• Task directions:
The following entries are to be repeated exactly, and the pictures are to be left behind.

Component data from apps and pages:
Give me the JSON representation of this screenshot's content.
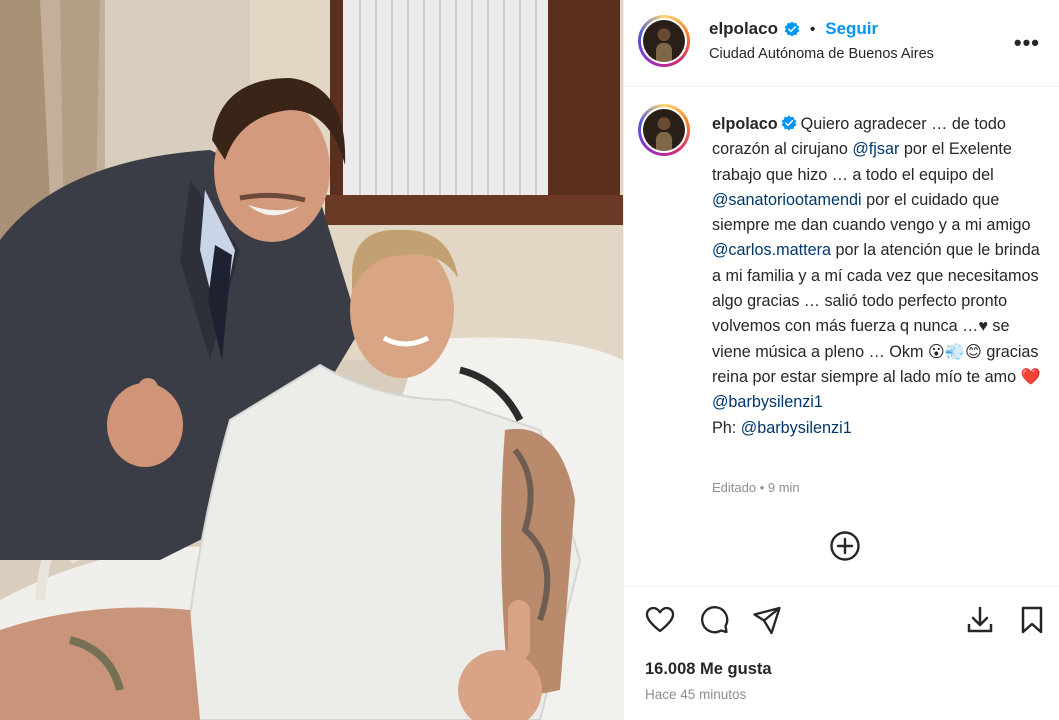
{
  "post": {
    "username": "elpolaco",
    "separator": "•",
    "follow_label": "Seguir",
    "location": "Ciudad Autónoma de Buenos Aires",
    "more_label": "•••",
    "edited": "Editado • 9 min",
    "likes": "16.008 Me gusta",
    "posted": "Hace 45 minutos"
  },
  "caption": {
    "username": "elpolaco",
    "t1": "Quiero agradecer … de todo corazón al cirujano ",
    "m1": "@fjsar",
    "t2": " por el Exelente trabajo que hizo … a todo el equipo del ",
    "m2": "@sanatoriootamendi",
    "t3": " por el cuidado que siempre me dan cuando vengo y a mi amigo ",
    "m3": "@carlos.mattera",
    "t4": " por la atención que le brinda a mi familia y a mí cada vez que necesitamos algo gracias … salió todo perfecto pronto volvemos con más fuerza q nunca …♥ se viene música a pleno … Okm 😮💨😊 gracias reina por estar siempre al lado mío te amo ❤️ ",
    "m4": "@barbysilenzi1",
    "t5": "Ph: ",
    "m5": "@barbysilenzi1"
  },
  "icons": {
    "verified": "verified-badge-icon",
    "add_comment": "plus-circle-icon",
    "like": "heart-icon",
    "comment": "comment-bubble-icon",
    "share": "paper-plane-icon",
    "download": "download-icon",
    "save": "bookmark-icon"
  },
  "colors": {
    "link_blue": "#0095f6",
    "mention": "#00376b",
    "muted": "#8e8e8e",
    "text": "#262626"
  }
}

• Task answer:
Give me the JSON representation of this screenshot's content.
{
  "post": {
    "username": "elpolaco",
    "separator": "•",
    "follow_label": "Seguir",
    "location": "Ciudad Autónoma de Buenos Aires",
    "more_label": "•••",
    "edited": "Editado • 9 min",
    "likes": "16.008 Me gusta",
    "posted": "Hace 45 minutos"
  },
  "caption": {
    "username": "elpolaco",
    "t1": "Quiero agradecer … de todo corazón al cirujano ",
    "m1": "@fjsar",
    "t2": " por el Exelente trabajo que hizo … a todo el equipo del ",
    "m2": "@sanatoriootamendi",
    "t3": " por el cuidado que siempre me dan cuando vengo y a mi amigo ",
    "m3": "@carlos.mattera",
    "t4": " por la atención que le brinda a mi familia y a mí cada vez que necesitamos algo gracias … salió todo perfecto pronto volvemos con más fuerza q nunca …♥ se viene música a pleno … Okm 😮💨😊 gracias reina por estar siempre al lado mío te amo ❤️ ",
    "m4": "@barbysilenzi1",
    "t5": "Ph: ",
    "m5": "@barbysilenzi1"
  },
  "icons": {
    "verified": "verified-badge-icon",
    "add_comment": "plus-circle-icon",
    "like": "heart-icon",
    "comment": "comment-bubble-icon",
    "share": "paper-plane-icon",
    "download": "download-icon",
    "save": "bookmark-icon"
  },
  "colors": {
    "link_blue": "#0095f6",
    "mention": "#00376b",
    "muted": "#8e8e8e",
    "text": "#262626"
  }
}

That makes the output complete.